He does it via the passing lanes. Mumme calls his offense the "Air Raid" attack, and in its second year of existence last season, his Southeastern Louisiana crew led NCAA Division I-AA with 408 passing yards per game and 537 in total offense.
The Aggies' pilot will be junior college transfer Royal Gill (6-feet-5, 220 pounds), getting the nod last week after a close competition with Joey Vincent.
"(Royal is) really picking up the offense well," Mumme said. "Joey is an important part of our team and I don't look at him as a second-team guy, he's more of a 1B. I have confidence in him if we had to go to him."
The rest of the offense returns nearly intact, with wideouts Brandon Allen and Tim Tolbert, tight end Jeremy Weeks and slotback Paul Dombrowski. Dombrowski played some quarterback last year, and may be the team's best all-around athlete.
Muammar Ali returns at running back after going for a team-high 561 yards last fall.
Four starters on the offensive line are back, led by 6-1, 348-pound guard Nick Cole.
Free Safety Matt Griebel was in on 91 stops last year and leads the six returning starters on defense. Both cornerbacks, Gill Byrd and Shukree Shabazz, are among them.
The run defense might be questionable with the loss of four starters in the front seven. Solid linebacker Jimmy Cottrell (6-0, 237) is back, though, and he's led NMSU in tackles all three years he's been an Aggie.
Junior Brad Evans will likely kick and punt.
Mumme, who was a wide receiver at New Mexico Military Institute in Roswell, barnstormed the state as soon as he was hired. He reassured the Aggie faithful that 45-0 losses to UTEP, and 38-3 defeats to New Mexico -- last year's scores -- are a thing of the past. If they aren't, Mumme could be heading to his next fixer-upper sooner than he wants.
New Mexico State Aggies
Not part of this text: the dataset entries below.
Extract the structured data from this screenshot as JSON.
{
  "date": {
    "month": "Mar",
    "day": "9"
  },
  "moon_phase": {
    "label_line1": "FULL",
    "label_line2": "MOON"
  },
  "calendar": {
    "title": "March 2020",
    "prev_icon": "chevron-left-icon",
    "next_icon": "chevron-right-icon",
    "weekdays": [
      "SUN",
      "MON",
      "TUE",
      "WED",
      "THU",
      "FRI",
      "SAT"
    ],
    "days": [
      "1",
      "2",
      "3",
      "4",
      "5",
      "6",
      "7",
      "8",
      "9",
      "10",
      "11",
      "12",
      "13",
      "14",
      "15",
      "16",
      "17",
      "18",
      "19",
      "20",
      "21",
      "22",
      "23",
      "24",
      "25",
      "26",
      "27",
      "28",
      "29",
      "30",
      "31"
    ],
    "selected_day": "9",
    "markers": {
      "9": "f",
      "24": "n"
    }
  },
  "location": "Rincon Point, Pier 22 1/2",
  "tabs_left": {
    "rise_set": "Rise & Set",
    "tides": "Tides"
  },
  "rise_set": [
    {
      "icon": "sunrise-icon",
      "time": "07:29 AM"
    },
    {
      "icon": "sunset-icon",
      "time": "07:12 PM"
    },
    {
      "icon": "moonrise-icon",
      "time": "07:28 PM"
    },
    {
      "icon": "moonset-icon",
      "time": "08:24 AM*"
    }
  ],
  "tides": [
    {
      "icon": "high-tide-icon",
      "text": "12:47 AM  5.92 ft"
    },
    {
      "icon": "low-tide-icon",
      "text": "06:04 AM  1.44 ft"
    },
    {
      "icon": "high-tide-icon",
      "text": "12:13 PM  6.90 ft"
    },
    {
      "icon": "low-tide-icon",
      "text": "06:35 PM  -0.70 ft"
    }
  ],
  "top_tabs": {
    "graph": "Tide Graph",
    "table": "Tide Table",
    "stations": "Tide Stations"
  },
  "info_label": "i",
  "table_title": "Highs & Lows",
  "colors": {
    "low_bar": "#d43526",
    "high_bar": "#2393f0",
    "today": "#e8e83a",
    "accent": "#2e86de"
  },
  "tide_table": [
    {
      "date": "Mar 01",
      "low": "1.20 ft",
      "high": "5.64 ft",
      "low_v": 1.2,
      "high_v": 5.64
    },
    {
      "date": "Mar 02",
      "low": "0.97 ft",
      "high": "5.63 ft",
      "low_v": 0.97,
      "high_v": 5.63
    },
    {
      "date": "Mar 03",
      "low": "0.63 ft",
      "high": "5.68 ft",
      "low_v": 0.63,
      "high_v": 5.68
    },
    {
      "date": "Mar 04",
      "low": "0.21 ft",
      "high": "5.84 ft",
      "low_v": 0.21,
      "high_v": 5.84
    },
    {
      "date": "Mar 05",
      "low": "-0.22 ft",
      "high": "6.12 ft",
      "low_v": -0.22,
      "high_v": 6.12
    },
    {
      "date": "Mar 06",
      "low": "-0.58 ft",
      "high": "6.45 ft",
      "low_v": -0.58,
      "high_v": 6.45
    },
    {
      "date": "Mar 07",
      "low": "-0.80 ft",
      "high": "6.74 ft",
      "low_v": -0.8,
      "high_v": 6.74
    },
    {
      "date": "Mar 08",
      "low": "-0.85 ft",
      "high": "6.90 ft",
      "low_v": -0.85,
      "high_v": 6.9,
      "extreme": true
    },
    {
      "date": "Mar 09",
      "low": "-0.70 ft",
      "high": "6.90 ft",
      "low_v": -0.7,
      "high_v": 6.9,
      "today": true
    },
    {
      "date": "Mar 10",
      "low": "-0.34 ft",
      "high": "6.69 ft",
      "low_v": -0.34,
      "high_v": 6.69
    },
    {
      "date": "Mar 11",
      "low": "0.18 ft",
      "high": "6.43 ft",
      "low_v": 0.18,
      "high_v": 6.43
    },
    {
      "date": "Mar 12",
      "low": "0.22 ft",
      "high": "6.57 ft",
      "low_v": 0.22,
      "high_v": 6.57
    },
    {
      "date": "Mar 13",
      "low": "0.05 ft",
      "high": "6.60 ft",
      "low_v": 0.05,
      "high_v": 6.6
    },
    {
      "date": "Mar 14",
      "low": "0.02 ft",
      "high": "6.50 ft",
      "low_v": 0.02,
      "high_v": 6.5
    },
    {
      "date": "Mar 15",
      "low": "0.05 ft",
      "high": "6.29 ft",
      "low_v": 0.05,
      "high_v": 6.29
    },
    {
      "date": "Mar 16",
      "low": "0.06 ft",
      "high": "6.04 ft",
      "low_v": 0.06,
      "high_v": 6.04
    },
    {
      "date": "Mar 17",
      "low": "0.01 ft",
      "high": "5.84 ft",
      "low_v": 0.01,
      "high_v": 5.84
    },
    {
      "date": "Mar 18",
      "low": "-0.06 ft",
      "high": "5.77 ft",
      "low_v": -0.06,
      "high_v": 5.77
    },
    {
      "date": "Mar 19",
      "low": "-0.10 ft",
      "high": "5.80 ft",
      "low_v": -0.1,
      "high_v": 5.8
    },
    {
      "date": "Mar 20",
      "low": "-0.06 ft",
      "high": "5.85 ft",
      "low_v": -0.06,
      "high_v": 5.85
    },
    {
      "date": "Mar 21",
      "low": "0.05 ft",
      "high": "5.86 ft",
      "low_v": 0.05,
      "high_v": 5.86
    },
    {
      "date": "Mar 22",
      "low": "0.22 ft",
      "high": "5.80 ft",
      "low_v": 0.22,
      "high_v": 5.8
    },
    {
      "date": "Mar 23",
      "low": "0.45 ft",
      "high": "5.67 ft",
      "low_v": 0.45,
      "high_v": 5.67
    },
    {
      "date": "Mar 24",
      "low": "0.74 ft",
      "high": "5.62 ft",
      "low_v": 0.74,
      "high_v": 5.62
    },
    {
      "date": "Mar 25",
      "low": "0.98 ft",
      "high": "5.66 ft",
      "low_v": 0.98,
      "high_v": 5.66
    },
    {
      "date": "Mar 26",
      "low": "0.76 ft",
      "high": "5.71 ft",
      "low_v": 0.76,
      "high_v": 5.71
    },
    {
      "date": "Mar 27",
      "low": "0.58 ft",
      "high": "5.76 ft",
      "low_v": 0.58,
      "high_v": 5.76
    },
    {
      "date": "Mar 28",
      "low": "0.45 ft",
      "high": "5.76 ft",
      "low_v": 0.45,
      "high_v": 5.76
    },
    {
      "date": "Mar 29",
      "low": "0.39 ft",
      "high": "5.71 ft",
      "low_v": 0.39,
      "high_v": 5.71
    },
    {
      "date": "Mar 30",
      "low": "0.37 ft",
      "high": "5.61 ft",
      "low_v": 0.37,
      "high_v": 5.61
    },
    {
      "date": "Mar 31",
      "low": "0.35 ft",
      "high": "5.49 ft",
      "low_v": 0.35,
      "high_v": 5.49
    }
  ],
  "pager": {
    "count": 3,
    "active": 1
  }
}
Multiple, one back
5-6 (4-3 Sun Belt)
Hal Mumme (97-64-1, 0-0 at NMSU)
||at North Texas
||at New Mexico
||at Louisiana Tech
||at Boise State
||at San Jose State